▶ _Task instructions_
In full and without change, return each entry.

(Data records)
***
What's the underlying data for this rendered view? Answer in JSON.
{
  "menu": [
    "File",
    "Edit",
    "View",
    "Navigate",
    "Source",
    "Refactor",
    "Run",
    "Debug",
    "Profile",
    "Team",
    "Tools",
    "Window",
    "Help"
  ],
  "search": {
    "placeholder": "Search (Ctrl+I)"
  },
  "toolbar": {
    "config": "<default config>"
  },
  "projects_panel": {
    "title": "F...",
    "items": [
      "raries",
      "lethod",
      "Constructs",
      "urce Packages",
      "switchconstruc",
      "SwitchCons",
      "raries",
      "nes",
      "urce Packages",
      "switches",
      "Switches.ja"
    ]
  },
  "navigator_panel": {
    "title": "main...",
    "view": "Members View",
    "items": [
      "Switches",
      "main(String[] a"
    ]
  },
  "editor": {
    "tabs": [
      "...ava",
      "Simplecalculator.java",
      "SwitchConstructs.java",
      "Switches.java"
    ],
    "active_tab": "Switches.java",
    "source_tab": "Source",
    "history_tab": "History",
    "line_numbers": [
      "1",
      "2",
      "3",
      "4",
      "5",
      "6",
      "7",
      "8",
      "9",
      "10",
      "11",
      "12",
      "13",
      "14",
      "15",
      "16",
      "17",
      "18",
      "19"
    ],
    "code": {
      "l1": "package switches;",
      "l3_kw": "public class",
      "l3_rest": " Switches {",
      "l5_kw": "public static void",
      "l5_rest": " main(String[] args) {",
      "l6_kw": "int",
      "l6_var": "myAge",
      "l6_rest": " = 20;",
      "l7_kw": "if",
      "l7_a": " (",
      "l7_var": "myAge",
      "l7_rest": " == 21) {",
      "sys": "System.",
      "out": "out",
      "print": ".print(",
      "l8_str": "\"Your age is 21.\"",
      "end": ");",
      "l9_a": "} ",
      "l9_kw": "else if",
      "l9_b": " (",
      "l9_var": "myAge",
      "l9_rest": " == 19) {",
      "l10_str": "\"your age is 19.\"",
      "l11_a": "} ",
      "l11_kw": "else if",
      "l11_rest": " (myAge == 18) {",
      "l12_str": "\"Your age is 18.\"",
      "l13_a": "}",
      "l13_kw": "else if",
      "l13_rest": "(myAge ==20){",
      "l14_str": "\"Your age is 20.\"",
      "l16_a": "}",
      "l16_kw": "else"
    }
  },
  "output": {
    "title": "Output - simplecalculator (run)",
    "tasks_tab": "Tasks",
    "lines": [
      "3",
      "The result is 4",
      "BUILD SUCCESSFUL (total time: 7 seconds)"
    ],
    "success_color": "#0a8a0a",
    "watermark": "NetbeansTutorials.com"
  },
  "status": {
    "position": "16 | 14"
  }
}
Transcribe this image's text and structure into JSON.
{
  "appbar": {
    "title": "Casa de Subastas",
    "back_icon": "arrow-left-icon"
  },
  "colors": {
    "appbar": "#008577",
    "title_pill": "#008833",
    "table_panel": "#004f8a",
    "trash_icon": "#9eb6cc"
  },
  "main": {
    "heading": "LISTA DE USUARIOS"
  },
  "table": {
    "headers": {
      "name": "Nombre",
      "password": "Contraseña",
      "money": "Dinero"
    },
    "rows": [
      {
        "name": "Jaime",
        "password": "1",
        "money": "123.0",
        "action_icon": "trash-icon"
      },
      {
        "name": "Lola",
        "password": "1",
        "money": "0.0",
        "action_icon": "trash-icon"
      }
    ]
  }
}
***
▶ _Output_
What's the underlying data for this rendered view? Answer in JSON.
{
  "menu": [
    "File",
    "Edit",
    "View",
    "Navigate",
    "Source",
    "Refactor",
    "Run",
    "Debug",
    "Profile",
    "Team",
    "Tools",
    "Window",
    "Help"
  ],
  "search": {
    "placeholder": "Search (Ctrl+I)"
  },
  "toolbar": {
    "config": "<default config>"
  },
  "projects_panel": {
    "title": "F...",
    "items": [
      "raries",
      "lethod",
      "Constructs",
      "urce Packages",
      "switchconstruc",
      "SwitchCons",
      "raries",
      "nes",
      "urce Packages",
      "switches",
      "Switches.ja"
    ]
  },
  "navigator_panel": {
    "title": "main...",
    "view": "Members View",
    "items": [
      "Switches",
      "main(String[] a"
    ]
  },
  "editor": {
    "tabs": [
      "...ava",
      "Simplecalculator.java",
      "SwitchConstructs.java",
      "Switches.java"
    ],
    "active_tab": "Switches.java",
    "source_tab": "Source",
    "history_tab": "History",
    "line_numbers": [
      "1",
      "2",
      "3",
      "4",
      "5",
      "6",
      "7",
      "8",
      "9",
      "10",
      "11",
      "12",
      "13",
      "14",
      "15",
      "16",
      "17",
      "18",
      "19"
    ],
    "code": {
      "l1": "package switches;",
      "l3_kw": "public class",
      "l3_rest": " Switches {",
      "l5_kw": "public static void",
      "l5_rest": " main(String[] args) {",
      "l6_kw": "int",
      "l6_var": "myAge",
      "l6_rest": " = 20;",
      "l7_kw": "if",
      "l7_a": " (",
      "l7_var": "myAge",
      "l7_rest": " == 21) {",
      "sys": "System.",
      "out": "out",
      "print": ".print(",
      "l8_str": "\"Your age is 21.\"",
      "end": ");",
      "l9_a": "} ",
      "l9_kw": "else if",
      "l9_b": " (",
      "l9_var": "myAge",
      "l9_rest": " == 19) {",
      "l10_str": "\"your age is 19.\"",
      "l11_a": "} ",
      "l11_kw": "else if",
      "l11_rest": " (myAge == 18) {",
      "l12_str": "\"Your age is 18.\"",
      "l13_a": "}",
      "l13_kw": "else if",
      "l13_rest": "(myAge ==20){",
      "l14_str": "\"Your age is 20.\"",
      "l16_a": "}",
      "l16_kw": "else"
    }
  },
  "output": {
    "title": "Output - simplecalculator (run)",
    "tasks_tab": "Tasks",
    "lines": [
      "3",
      "The result is 4",
      "BUILD SUCCESSFUL (total time: 7 seconds)"
    ],
    "success_color": "#0a8a0a",
    "watermark": "NetbeansTutorials.com"
  },
  "status": {
    "position": "16 | 14"
  }
}
Transcribe this image's text and structure into JSON.
{
  "appbar": {
    "title": "Casa de Subastas",
    "back_icon": "arrow-left-icon"
  },
  "colors": {
    "appbar": "#008577",
    "title_pill": "#008833",
    "table_panel": "#004f8a",
    "trash_icon": "#9eb6cc"
  },
  "main": {
    "heading": "LISTA DE USUARIOS"
  },
  "table": {
    "headers": {
      "name": "Nombre",
      "password": "Contraseña",
      "money": "Dinero"
    },
    "rows": [
      {
        "name": "Jaime",
        "password": "1",
        "money": "123.0",
        "action_icon": "trash-icon"
      },
      {
        "name": "Lola",
        "password": "1",
        "money": "0.0",
        "action_icon": "trash-icon"
      }
    ]
  }
}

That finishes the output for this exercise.